§ **Exercise details**
Each record below should appear again exactly as written.

(Dataset rows describing interfaces)
-- Opening Marker --

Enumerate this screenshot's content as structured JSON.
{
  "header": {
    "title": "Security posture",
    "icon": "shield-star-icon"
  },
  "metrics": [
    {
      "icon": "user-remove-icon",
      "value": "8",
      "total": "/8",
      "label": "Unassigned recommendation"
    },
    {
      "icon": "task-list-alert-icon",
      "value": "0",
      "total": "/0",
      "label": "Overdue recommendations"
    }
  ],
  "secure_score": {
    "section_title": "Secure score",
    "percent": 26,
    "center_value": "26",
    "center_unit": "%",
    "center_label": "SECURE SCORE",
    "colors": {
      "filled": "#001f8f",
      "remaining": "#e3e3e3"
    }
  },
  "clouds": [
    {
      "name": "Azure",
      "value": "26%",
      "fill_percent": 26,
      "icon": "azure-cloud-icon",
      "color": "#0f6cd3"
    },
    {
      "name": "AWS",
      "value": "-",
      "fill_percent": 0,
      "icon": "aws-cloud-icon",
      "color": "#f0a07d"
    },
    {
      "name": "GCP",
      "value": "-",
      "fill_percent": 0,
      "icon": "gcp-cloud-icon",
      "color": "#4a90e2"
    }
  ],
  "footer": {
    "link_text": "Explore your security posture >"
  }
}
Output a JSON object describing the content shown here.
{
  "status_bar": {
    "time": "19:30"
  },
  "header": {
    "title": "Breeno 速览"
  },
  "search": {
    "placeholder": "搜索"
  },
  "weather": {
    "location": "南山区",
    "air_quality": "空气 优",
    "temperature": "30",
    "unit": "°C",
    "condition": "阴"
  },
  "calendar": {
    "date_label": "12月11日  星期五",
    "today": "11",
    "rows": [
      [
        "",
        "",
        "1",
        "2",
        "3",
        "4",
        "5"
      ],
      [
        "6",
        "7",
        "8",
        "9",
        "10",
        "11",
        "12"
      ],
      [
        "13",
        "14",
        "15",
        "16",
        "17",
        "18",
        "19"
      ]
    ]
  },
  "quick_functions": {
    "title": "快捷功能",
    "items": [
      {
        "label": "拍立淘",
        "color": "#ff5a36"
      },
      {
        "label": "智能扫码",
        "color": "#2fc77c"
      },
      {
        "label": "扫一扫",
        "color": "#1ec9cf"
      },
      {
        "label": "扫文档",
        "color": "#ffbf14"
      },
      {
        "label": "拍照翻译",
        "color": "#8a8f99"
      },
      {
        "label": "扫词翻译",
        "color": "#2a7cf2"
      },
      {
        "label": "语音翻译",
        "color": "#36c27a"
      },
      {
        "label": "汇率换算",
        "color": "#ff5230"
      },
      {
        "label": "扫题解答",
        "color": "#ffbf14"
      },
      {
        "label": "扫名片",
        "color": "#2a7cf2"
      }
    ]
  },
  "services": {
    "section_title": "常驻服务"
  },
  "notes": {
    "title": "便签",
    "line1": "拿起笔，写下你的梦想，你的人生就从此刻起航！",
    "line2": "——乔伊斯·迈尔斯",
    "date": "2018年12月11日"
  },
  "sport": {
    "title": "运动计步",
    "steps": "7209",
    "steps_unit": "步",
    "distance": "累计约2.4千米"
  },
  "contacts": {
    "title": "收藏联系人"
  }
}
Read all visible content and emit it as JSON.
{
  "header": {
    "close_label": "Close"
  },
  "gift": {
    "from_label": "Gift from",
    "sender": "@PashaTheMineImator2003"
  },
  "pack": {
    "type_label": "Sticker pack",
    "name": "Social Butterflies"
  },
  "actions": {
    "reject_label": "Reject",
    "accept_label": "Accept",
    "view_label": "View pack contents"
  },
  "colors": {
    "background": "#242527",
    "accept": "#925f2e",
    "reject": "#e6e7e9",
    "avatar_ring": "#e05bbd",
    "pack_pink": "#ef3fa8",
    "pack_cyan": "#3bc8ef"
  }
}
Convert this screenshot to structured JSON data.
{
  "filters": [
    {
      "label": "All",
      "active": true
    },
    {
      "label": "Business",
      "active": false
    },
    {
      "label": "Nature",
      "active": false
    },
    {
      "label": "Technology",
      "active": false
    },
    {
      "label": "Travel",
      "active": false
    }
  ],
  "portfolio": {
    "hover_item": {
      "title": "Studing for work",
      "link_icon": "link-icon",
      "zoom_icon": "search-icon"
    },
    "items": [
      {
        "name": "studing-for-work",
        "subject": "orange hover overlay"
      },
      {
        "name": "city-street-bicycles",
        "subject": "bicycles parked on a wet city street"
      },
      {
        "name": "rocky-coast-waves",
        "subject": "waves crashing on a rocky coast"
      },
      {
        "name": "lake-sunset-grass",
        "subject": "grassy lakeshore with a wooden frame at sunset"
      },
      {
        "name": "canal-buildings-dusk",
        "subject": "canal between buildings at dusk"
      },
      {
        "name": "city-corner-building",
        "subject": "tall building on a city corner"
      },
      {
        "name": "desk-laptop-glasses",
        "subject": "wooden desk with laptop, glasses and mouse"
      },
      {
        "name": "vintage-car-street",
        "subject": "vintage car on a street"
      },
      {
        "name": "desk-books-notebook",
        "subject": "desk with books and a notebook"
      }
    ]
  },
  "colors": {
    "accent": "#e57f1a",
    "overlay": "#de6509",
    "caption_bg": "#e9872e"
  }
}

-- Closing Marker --

§ **Answer space**
Enumerate this screenshot's content as structured JSON.
{
  "header": {
    "title": "Security posture",
    "icon": "shield-star-icon"
  },
  "metrics": [
    {
      "icon": "user-remove-icon",
      "value": "8",
      "total": "/8",
      "label": "Unassigned recommendation"
    },
    {
      "icon": "task-list-alert-icon",
      "value": "0",
      "total": "/0",
      "label": "Overdue recommendations"
    }
  ],
  "secure_score": {
    "section_title": "Secure score",
    "percent": 26,
    "center_value": "26",
    "center_unit": "%",
    "center_label": "SECURE SCORE",
    "colors": {
      "filled": "#001f8f",
      "remaining": "#e3e3e3"
    }
  },
  "clouds": [
    {
      "name": "Azure",
      "value": "26%",
      "fill_percent": 26,
      "icon": "azure-cloud-icon",
      "color": "#0f6cd3"
    },
    {
      "name": "AWS",
      "value": "-",
      "fill_percent": 0,
      "icon": "aws-cloud-icon",
      "color": "#f0a07d"
    },
    {
      "name": "GCP",
      "value": "-",
      "fill_percent": 0,
      "icon": "gcp-cloud-icon",
      "color": "#4a90e2"
    }
  ],
  "footer": {
    "link_text": "Explore your security posture >"
  }
}
Output a JSON object describing the content shown here.
{
  "status_bar": {
    "time": "19:30"
  },
  "header": {
    "title": "Breeno 速览"
  },
  "search": {
    "placeholder": "搜索"
  },
  "weather": {
    "location": "南山区",
    "air_quality": "空气 优",
    "temperature": "30",
    "unit": "°C",
    "condition": "阴"
  },
  "calendar": {
    "date_label": "12月11日  星期五",
    "today": "11",
    "rows": [
      [
        "",
        "",
        "1",
        "2",
        "3",
        "4",
        "5"
      ],
      [
        "6",
        "7",
        "8",
        "9",
        "10",
        "11",
        "12"
      ],
      [
        "13",
        "14",
        "15",
        "16",
        "17",
        "18",
        "19"
      ]
    ]
  },
  "quick_functions": {
    "title": "快捷功能",
    "items": [
      {
        "label": "拍立淘",
        "color": "#ff5a36"
      },
      {
        "label": "智能扫码",
        "color": "#2fc77c"
      },
      {
        "label": "扫一扫",
        "color": "#1ec9cf"
      },
      {
        "label": "扫文档",
        "color": "#ffbf14"
      },
      {
        "label": "拍照翻译",
        "color": "#8a8f99"
      },
      {
        "label": "扫词翻译",
        "color": "#2a7cf2"
      },
      {
        "label": "语音翻译",
        "color": "#36c27a"
      },
      {
        "label": "汇率换算",
        "color": "#ff5230"
      },
      {
        "label": "扫题解答",
        "color": "#ffbf14"
      },
      {
        "label": "扫名片",
        "color": "#2a7cf2"
      }
    ]
  },
  "services": {
    "section_title": "常驻服务"
  },
  "notes": {
    "title": "便签",
    "line1": "拿起笔，写下你的梦想，你的人生就从此刻起航！",
    "line2": "——乔伊斯·迈尔斯",
    "date": "2018年12月11日"
  },
  "sport": {
    "title": "运动计步",
    "steps": "7209",
    "steps_unit": "步",
    "distance": "累计约2.4千米"
  },
  "contacts": {
    "title": "收藏联系人"
  }
}
Read all visible content and emit it as JSON.
{
  "header": {
    "close_label": "Close"
  },
  "gift": {
    "from_label": "Gift from",
    "sender": "@PashaTheMineImator2003"
  },
  "pack": {
    "type_label": "Sticker pack",
    "name": "Social Butterflies"
  },
  "actions": {
    "reject_label": "Reject",
    "accept_label": "Accept",
    "view_label": "View pack contents"
  },
  "colors": {
    "background": "#242527",
    "accept": "#925f2e",
    "reject": "#e6e7e9",
    "avatar_ring": "#e05bbd",
    "pack_pink": "#ef3fa8",
    "pack_cyan": "#3bc8ef"
  }
}
Convert this screenshot to structured JSON data.
{
  "filters": [
    {
      "label": "All",
      "active": true
    },
    {
      "label": "Business",
      "active": false
    },
    {
      "label": "Nature",
      "active": false
    },
    {
      "label": "Technology",
      "active": false
    },
    {
      "label": "Travel",
      "active": false
    }
  ],
  "portfolio": {
    "hover_item": {
      "title": "Studing for work",
      "link_icon": "link-icon",
      "zoom_icon": "search-icon"
    },
    "items": [
      {
        "name": "studing-for-work",
        "subject": "orange hover overlay"
      },
      {
        "name": "city-street-bicycles",
        "subject": "bicycles parked on a wet city street"
      },
      {
        "name": "rocky-coast-waves",
        "subject": "waves crashing on a rocky coast"
      },
      {
        "name": "lake-sunset-grass",
        "subject": "grassy lakeshore with a wooden frame at sunset"
      },
      {
        "name": "canal-buildings-dusk",
        "subject": "canal between buildings at dusk"
      },
      {
        "name": "city-corner-building",
        "subject": "tall building on a city corner"
      },
      {
        "name": "desk-laptop-glasses",
        "subject": "wooden desk with laptop, glasses and mouse"
      },
      {
        "name": "vintage-car-street",
        "subject": "vintage car on a street"
      },
      {
        "name": "desk-books-notebook",
        "subject": "desk with books and a notebook"
      }
    ]
  },
  "colors": {
    "accent": "#e57f1a",
    "overlay": "#de6509",
    "caption_bg": "#e9872e"
  }
}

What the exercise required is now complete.